What you will do - Repeat every entry exactly as it stands. Omit the images.

(Information shown)

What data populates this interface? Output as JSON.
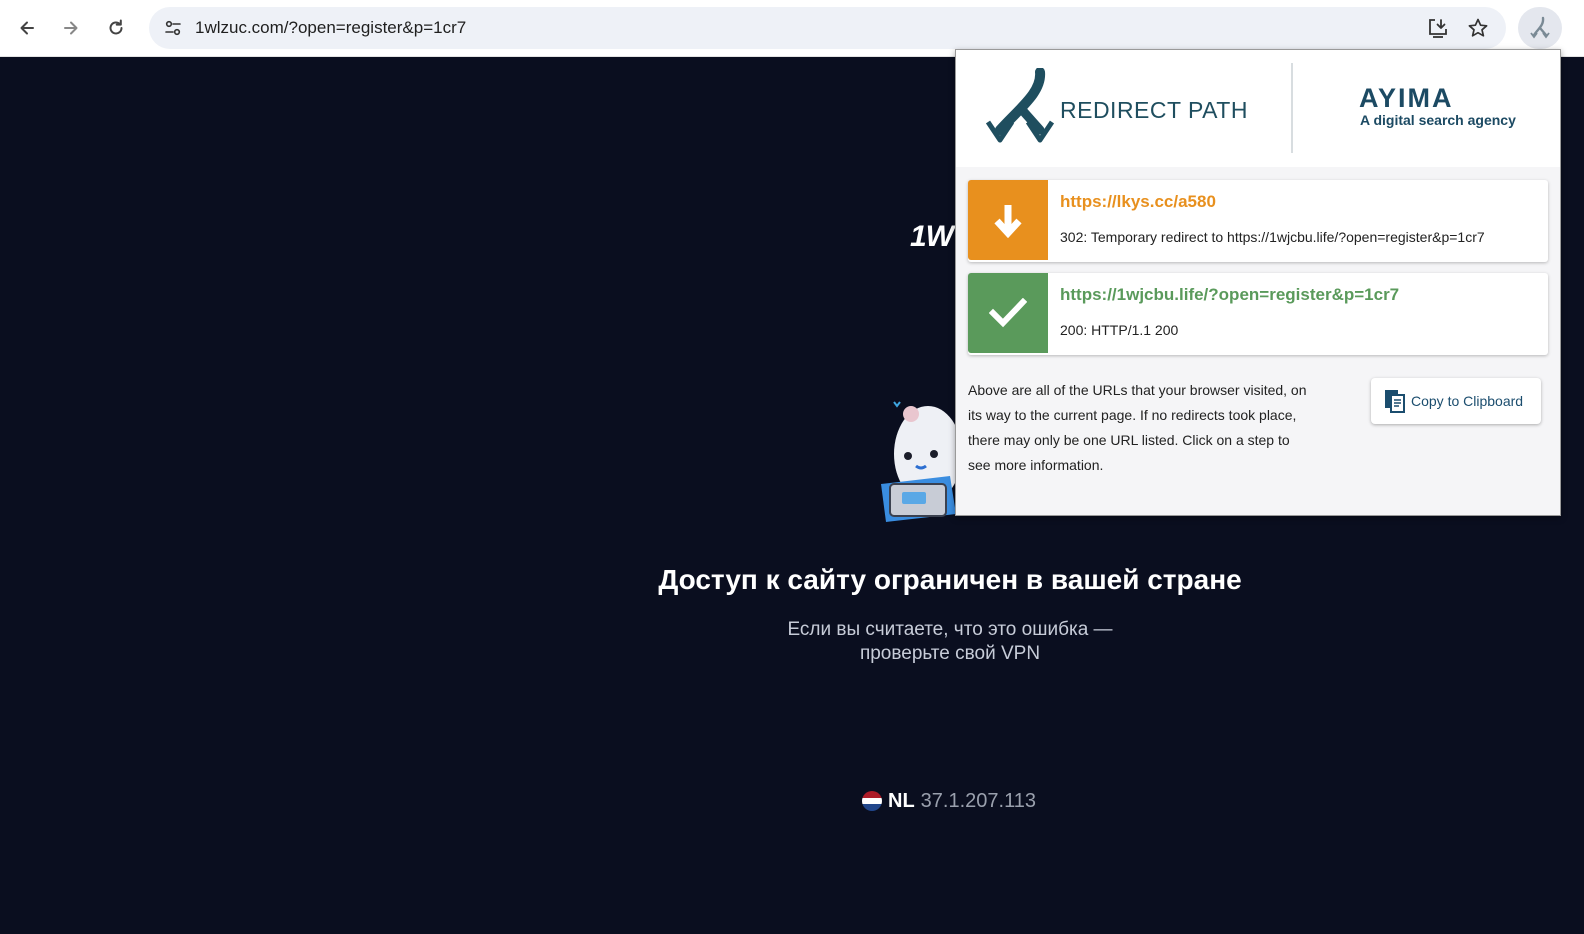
{
  "browser": {
    "url": "1wlzuc.com/?open=register&p=1cr7"
  },
  "page": {
    "brand_partial": "1W",
    "headline": "Доступ к сайту ограничен в вашей стране",
    "subtext_line1": "Если вы считаете, что это ошибка —",
    "subtext_line2": "проверьте свой VPN",
    "country_code": "NL",
    "ip_address": "37.1.207.113"
  },
  "popup": {
    "title": "REDIRECT PATH",
    "partner_name": "AYIMA",
    "partner_tagline": "A digital search agency",
    "steps": [
      {
        "url": "https://lkys.cc/a580",
        "description": "302: Temporary redirect to https://1wjcbu.life/?open=register&p=1cr7",
        "status_icon": "arrow-down-icon",
        "color": "#e8901e"
      },
      {
        "url": "https://1wjcbu.life/?open=register&p=1cr7",
        "description": "200: HTTP/1.1 200",
        "status_icon": "checkmark-icon",
        "color": "#5a9a5b"
      }
    ],
    "info_text": "Above are all of the URLs that your browser visited, on its way to the current page. If no redirects took place, there may only be one URL listed. Click on a step to see more information.",
    "copy_button_label": "Copy to Clipboard"
  },
  "colors": {
    "page_background": "#0a0e1f",
    "brand_teal": "#1f4e5f",
    "redirect_orange": "#e8901e",
    "ok_green": "#5a9a5b"
  }
}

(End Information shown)

Exercise solution -
What data populates this interface? Output as JSON.
{
  "browser": {
    "url": "1wlzuc.com/?open=register&p=1cr7"
  },
  "page": {
    "brand_partial": "1W",
    "headline": "Доступ к сайту ограничен в вашей стране",
    "subtext_line1": "Если вы считаете, что это ошибка —",
    "subtext_line2": "проверьте свой VPN",
    "country_code": "NL",
    "ip_address": "37.1.207.113"
  },
  "popup": {
    "title": "REDIRECT PATH",
    "partner_name": "AYIMA",
    "partner_tagline": "A digital search agency",
    "steps": [
      {
        "url": "https://lkys.cc/a580",
        "description": "302: Temporary redirect to https://1wjcbu.life/?open=register&p=1cr7",
        "status_icon": "arrow-down-icon",
        "color": "#e8901e"
      },
      {
        "url": "https://1wjcbu.life/?open=register&p=1cr7",
        "description": "200: HTTP/1.1 200",
        "status_icon": "checkmark-icon",
        "color": "#5a9a5b"
      }
    ],
    "info_text": "Above are all of the URLs that your browser visited, on its way to the current page. If no redirects took place, there may only be one URL listed. Click on a step to see more information.",
    "copy_button_label": "Copy to Clipboard"
  },
  "colors": {
    "page_background": "#0a0e1f",
    "brand_teal": "#1f4e5f",
    "redirect_orange": "#e8901e",
    "ok_green": "#5a9a5b"
  }
}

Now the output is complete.